Supplied information –
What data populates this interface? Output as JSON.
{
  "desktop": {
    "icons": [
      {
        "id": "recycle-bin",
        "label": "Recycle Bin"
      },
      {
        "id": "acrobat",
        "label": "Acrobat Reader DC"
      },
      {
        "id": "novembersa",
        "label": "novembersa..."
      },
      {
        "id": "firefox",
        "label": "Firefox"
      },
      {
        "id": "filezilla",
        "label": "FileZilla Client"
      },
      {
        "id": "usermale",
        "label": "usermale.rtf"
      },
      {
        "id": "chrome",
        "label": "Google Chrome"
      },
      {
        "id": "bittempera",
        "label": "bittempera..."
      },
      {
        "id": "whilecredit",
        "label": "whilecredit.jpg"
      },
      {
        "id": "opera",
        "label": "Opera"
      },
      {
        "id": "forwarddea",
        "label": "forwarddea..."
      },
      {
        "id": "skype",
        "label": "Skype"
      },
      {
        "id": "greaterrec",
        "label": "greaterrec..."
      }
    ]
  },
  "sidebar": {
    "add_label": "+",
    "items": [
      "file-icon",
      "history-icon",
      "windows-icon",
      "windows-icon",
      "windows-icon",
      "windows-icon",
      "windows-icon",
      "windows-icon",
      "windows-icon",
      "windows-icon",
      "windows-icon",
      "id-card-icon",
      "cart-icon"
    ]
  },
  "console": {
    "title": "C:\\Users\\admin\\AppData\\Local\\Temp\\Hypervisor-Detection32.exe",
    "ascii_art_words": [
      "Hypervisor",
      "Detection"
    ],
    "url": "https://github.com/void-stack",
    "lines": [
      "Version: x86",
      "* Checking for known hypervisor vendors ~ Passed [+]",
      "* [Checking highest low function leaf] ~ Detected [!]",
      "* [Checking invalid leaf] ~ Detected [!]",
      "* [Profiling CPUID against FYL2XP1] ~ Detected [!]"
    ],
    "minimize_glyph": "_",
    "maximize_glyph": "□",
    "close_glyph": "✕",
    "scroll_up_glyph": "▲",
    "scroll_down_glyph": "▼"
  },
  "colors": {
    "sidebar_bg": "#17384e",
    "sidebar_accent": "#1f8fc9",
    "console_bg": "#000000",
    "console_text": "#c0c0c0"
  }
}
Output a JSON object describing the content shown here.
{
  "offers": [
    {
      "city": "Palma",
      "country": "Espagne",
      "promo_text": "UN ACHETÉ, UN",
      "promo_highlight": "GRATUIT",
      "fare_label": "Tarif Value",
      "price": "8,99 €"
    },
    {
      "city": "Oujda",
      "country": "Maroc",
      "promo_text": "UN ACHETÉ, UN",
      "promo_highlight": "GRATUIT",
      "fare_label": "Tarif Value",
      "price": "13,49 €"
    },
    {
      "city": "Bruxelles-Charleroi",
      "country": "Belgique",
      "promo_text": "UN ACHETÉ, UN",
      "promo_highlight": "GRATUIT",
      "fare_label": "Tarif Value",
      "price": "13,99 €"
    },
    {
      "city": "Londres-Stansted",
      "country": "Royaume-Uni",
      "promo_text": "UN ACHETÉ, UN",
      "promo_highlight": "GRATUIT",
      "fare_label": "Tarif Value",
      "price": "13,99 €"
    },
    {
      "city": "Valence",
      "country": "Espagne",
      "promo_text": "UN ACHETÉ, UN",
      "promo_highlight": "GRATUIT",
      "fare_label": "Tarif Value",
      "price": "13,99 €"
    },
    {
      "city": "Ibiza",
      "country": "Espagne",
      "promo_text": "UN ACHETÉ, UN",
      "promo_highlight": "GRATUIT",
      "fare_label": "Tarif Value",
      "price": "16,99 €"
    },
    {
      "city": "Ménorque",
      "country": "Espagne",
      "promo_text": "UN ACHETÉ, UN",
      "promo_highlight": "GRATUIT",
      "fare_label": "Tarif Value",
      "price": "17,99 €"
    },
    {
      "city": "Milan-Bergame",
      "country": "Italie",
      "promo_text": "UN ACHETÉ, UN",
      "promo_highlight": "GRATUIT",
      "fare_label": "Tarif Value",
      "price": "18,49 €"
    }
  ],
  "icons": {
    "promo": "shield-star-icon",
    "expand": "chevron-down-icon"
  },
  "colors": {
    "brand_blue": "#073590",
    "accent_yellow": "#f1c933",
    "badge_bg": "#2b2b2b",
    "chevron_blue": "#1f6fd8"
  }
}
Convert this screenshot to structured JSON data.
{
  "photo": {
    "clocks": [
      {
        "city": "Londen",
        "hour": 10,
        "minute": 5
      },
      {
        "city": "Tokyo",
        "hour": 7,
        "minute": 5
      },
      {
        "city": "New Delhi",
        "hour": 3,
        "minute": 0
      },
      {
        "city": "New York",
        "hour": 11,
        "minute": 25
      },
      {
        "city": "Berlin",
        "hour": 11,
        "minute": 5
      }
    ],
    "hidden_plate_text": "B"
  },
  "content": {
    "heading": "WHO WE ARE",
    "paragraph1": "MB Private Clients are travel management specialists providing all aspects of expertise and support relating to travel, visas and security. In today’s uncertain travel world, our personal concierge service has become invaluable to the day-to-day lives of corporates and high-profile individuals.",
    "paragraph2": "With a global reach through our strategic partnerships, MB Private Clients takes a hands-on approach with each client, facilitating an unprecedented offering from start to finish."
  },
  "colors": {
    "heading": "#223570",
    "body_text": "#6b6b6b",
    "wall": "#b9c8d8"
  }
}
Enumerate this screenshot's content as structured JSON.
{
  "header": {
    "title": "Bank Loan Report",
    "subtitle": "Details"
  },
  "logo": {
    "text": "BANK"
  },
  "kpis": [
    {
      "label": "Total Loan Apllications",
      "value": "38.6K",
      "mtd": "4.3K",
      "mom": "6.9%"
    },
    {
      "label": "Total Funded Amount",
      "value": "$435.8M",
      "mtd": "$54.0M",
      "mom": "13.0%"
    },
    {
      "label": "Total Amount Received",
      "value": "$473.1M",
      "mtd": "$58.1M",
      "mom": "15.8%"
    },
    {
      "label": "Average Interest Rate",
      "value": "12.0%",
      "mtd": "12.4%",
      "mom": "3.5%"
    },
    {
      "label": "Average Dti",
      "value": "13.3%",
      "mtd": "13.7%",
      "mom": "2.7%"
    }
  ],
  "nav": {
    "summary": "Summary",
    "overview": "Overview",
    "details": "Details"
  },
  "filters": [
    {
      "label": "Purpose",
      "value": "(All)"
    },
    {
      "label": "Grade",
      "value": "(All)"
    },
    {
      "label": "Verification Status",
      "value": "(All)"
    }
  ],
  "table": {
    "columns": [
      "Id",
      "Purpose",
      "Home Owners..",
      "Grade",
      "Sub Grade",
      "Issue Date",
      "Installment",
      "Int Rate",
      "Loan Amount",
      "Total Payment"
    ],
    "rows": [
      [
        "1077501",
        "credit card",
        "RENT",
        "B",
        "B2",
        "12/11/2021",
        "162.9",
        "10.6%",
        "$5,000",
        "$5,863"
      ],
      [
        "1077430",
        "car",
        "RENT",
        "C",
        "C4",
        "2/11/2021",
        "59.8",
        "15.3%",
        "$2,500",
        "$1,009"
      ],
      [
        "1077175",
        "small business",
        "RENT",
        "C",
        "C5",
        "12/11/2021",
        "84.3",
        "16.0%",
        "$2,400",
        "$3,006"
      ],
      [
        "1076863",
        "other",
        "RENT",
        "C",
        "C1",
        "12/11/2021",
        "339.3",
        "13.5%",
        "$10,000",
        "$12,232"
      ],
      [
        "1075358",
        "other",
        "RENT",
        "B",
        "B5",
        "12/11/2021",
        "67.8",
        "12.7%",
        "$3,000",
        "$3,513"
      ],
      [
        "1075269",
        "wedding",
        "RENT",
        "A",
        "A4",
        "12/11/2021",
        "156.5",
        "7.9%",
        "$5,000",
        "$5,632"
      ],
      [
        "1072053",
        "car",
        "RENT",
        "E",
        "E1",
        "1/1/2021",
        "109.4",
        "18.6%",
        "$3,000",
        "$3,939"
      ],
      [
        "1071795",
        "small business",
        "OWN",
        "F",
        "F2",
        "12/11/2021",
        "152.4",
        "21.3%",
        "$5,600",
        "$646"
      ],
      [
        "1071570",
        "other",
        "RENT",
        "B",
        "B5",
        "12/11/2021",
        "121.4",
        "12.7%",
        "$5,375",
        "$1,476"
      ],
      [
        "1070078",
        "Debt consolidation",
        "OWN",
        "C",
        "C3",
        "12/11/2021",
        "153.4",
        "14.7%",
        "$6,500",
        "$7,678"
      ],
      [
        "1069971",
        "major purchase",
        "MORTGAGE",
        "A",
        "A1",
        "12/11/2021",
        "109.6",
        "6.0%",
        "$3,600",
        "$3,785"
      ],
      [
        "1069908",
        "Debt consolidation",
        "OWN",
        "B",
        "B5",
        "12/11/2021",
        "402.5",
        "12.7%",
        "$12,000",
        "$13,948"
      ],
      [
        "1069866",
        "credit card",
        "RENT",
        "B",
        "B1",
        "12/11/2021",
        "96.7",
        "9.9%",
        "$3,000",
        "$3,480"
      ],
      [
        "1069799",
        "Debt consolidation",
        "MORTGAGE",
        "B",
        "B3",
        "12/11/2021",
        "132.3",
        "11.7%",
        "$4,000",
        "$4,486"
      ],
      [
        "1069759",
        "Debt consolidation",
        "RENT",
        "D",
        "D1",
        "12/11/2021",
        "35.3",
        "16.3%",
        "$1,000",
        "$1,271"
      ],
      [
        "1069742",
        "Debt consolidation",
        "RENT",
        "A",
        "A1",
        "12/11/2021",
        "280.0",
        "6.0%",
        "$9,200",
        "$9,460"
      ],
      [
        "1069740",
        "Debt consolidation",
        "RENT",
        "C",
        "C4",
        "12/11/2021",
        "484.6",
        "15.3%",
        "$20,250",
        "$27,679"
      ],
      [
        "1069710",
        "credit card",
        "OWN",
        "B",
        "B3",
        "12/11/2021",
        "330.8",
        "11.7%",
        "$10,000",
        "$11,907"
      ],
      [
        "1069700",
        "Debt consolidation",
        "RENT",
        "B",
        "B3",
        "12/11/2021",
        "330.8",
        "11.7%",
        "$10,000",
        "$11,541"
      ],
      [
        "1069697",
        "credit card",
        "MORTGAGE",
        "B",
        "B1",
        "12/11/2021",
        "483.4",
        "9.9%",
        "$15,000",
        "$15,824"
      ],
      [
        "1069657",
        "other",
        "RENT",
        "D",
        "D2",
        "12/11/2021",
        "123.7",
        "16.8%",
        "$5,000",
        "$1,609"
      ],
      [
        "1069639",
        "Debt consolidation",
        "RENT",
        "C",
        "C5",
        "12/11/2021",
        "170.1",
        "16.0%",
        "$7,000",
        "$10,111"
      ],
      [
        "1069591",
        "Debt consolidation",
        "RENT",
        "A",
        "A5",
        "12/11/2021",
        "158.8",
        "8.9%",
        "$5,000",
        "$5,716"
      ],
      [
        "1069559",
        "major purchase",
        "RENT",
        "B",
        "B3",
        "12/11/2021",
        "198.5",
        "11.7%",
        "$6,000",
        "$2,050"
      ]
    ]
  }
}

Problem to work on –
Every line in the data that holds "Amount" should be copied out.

Response below –
      "label": "Total Funded Amount",
      "label": "Total Amount Received",
      "Loan Amount",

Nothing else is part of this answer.